The resignation was over President Donald Trump hiring Anthony Scaramucci to be his communications director, according to the New York Times. Trump reportedly asked Spicer to stay on in a 10 a.m. meeting when Trump announced the new hire, but Spicer resigned anyway.
So who is Anthony Scaramucci?
Most recently, he joined the Export-Import Bank as a senior vice president and chief strategy officer on June 19. But during the 2016 presidential election he was a major Republican donor, first to Scott Walker and Jeb Bush in the primary and later to Trump in the general election, according to Axios.
Before that, he sold his stake in his hedge fund, SkyBridge Capital, anticipating a job offer from the White House. He was considered for multiple roles, according to Politico, but Spicer asked him to take himself out of the running because Trump couldn’t wait for an ethics review to be completed on Scaramucci.
Most recently, Scaramucci was at the center of a controversy over a retracted CNN story in June. The article cited an anonymous source saying Scaramucci had met with a chief executive of a $10-billion Russian investment fund, and that Democratic senators on the Senate Intelligence Committee wanted to know if Scaramucci had indicated in that meeting that Russian sanctions might be lifted.
CNN later retracted the article, saying it “did not meet CNN’s editorial standards and has been retracted. Links to the story have been disabled. CNN apologizes to Mr. Scaramucci.”
Scaramucci had called CNN Washington Bureau Chief Sam Feist and threatened to sue over the story, according to Politico.
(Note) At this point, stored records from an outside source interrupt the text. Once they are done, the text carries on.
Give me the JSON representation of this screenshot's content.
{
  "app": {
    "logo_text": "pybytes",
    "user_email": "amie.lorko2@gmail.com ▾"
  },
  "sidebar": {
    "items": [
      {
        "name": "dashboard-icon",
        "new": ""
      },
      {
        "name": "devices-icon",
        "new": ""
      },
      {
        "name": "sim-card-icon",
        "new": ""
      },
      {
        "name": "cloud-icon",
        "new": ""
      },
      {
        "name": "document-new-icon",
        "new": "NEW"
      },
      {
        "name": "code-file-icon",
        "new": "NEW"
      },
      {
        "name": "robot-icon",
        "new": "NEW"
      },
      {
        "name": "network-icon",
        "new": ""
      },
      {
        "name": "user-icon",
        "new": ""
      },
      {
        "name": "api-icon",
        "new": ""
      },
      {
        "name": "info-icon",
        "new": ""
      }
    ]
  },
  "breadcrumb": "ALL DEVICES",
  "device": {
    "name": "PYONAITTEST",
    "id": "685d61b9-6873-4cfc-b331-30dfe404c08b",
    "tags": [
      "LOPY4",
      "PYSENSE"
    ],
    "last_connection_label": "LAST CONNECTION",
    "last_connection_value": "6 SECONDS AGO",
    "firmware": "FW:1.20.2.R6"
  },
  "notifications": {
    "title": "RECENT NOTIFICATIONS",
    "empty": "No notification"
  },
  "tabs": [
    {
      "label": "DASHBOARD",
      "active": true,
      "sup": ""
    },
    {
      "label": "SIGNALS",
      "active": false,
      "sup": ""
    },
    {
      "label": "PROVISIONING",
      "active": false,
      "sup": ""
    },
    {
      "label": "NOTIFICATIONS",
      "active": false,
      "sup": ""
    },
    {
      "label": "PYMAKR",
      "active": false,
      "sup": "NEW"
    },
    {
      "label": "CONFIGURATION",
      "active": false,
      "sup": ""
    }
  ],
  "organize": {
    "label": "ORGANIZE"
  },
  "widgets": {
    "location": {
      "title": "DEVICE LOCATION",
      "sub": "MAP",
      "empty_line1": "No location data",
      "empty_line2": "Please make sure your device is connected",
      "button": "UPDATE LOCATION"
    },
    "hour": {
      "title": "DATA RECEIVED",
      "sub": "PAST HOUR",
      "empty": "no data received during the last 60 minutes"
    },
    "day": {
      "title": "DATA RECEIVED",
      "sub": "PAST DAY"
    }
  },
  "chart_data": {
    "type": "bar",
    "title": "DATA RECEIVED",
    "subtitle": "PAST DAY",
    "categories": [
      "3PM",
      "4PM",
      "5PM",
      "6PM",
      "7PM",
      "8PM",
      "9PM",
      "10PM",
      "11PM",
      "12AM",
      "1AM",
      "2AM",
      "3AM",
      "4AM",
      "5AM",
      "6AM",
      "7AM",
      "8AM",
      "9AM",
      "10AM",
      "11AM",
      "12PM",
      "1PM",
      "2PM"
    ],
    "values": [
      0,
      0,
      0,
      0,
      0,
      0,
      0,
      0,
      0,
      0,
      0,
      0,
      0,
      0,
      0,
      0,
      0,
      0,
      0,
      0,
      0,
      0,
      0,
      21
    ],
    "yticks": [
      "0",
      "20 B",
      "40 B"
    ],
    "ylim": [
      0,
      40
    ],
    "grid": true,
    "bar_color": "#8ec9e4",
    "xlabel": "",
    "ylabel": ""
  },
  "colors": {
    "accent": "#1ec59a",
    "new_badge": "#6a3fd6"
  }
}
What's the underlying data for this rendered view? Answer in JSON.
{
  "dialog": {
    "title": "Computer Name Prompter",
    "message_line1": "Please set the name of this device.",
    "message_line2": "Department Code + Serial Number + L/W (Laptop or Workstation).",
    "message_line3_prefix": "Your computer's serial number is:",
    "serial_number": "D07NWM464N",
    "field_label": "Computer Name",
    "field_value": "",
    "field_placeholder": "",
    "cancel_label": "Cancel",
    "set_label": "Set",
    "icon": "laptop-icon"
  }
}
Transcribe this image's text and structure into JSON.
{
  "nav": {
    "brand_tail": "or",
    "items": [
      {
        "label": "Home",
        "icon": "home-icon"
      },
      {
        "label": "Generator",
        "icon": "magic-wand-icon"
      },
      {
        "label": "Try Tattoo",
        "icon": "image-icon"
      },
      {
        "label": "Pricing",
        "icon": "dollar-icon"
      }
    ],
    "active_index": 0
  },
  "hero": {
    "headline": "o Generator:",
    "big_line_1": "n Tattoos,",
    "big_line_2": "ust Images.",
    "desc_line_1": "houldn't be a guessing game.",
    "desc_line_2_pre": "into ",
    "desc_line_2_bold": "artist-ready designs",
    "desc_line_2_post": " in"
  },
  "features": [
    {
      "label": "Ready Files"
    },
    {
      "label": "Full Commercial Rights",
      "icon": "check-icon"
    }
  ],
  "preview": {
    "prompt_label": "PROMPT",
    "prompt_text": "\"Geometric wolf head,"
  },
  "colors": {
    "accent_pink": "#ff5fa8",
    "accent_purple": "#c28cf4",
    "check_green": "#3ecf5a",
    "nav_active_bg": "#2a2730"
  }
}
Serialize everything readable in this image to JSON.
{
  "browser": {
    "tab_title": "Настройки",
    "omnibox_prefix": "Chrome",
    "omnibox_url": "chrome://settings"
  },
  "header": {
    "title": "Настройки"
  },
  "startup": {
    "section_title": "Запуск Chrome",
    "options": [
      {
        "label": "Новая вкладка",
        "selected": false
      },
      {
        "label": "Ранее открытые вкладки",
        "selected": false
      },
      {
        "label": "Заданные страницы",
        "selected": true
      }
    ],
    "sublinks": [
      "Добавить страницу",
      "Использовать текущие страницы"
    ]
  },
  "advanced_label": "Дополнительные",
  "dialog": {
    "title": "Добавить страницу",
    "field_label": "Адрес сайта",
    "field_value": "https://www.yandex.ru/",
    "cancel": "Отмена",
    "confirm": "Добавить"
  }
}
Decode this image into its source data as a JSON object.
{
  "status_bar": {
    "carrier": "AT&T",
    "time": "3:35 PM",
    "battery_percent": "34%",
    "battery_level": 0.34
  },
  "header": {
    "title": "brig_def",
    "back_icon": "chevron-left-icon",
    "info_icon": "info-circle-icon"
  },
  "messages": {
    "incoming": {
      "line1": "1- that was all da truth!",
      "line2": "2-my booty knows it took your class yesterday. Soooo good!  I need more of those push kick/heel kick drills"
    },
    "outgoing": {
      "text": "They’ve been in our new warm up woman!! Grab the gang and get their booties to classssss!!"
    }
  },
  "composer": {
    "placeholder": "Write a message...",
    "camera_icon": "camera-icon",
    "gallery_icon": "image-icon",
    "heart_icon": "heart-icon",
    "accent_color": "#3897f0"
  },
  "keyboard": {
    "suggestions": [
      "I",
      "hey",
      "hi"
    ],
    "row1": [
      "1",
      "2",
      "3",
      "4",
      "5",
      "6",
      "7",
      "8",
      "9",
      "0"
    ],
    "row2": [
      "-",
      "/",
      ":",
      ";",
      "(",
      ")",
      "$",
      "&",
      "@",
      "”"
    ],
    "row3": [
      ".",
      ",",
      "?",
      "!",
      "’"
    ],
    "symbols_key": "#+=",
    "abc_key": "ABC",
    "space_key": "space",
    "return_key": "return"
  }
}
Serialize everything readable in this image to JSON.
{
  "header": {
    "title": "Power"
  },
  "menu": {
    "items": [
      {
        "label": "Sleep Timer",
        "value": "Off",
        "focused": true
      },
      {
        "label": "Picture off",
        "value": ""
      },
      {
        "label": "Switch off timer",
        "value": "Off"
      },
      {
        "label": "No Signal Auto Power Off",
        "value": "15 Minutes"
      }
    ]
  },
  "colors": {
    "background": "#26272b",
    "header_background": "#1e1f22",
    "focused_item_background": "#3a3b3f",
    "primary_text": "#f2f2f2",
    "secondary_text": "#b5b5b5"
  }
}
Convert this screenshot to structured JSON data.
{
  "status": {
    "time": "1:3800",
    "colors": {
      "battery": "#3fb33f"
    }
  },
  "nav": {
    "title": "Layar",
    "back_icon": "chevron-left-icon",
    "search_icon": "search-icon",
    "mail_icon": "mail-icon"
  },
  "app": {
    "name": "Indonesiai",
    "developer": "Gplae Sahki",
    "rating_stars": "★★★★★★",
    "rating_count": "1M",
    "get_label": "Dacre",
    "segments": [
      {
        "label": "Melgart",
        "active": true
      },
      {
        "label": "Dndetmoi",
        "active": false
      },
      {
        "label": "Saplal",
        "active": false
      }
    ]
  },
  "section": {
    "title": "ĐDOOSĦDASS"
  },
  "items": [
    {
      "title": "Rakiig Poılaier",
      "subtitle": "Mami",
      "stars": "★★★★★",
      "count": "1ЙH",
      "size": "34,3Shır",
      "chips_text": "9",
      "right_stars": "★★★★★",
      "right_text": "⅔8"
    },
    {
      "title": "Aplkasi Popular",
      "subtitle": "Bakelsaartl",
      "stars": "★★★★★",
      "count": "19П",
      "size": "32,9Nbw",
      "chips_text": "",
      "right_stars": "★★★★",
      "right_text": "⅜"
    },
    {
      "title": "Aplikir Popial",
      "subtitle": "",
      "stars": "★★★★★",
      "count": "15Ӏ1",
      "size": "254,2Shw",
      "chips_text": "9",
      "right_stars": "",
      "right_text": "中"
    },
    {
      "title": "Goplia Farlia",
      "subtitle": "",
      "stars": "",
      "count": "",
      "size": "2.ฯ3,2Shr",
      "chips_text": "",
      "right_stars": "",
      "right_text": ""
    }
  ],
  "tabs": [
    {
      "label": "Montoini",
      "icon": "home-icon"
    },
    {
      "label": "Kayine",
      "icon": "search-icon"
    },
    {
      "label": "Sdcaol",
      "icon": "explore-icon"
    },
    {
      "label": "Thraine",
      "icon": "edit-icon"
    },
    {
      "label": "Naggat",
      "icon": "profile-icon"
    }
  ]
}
Three staffers involved in the story resigned following the retraction.
Scaramucci is the third person to be offered the White House communications director job since Trump was elected. Jason Miller was the first to accept the post, but gave it up before Trump was sworn in. Michael Dubke held the job for three months before resigning in May.